Required work |
Read through the lines below and copy the ones holding the string "Open".
::: Provided records
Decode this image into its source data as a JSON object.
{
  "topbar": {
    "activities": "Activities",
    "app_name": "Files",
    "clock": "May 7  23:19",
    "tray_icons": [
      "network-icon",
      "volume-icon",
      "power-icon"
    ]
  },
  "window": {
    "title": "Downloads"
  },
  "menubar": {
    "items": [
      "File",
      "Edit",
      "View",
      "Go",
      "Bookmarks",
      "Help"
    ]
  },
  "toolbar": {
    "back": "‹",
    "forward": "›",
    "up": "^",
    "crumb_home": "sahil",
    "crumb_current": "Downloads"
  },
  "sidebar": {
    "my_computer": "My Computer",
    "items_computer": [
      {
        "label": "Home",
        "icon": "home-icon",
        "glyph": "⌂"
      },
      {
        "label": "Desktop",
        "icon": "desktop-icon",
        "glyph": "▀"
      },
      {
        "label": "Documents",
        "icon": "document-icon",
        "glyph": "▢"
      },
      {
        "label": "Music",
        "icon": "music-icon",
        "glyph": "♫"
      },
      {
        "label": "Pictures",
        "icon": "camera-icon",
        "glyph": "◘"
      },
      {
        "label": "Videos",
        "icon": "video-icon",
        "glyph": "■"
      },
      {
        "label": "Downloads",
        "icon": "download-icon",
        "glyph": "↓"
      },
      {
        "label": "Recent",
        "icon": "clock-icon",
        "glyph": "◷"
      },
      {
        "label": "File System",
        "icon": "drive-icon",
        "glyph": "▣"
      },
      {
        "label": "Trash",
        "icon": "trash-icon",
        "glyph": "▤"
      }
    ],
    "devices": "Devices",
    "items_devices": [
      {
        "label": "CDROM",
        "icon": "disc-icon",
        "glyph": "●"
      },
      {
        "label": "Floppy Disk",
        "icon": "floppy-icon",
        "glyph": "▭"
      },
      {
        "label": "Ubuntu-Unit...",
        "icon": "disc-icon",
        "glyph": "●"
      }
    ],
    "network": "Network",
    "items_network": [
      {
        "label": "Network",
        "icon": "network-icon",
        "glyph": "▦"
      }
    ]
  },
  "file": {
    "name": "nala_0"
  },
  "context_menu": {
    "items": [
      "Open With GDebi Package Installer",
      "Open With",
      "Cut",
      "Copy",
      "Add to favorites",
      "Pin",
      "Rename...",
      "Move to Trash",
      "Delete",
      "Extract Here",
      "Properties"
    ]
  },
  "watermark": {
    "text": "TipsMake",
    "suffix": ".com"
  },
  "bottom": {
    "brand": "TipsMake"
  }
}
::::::
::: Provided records
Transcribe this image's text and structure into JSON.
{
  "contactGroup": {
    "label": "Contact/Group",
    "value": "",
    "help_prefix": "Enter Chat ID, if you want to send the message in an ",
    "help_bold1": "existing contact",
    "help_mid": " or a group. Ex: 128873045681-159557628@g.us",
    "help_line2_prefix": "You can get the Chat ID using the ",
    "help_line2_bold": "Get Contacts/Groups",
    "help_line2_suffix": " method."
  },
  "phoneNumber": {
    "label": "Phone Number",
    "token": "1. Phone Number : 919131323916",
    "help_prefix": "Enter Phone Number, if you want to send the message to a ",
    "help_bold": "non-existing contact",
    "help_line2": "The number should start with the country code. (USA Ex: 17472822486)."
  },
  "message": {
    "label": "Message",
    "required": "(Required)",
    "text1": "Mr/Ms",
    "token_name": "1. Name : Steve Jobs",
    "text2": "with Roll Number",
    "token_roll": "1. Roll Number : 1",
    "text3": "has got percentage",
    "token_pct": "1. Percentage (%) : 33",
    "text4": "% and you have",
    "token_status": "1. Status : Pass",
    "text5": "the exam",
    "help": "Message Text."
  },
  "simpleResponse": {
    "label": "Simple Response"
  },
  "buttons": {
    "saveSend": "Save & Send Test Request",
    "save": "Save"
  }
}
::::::
Completed task |
      "Open With GDebi Package Installer",
      "Open With",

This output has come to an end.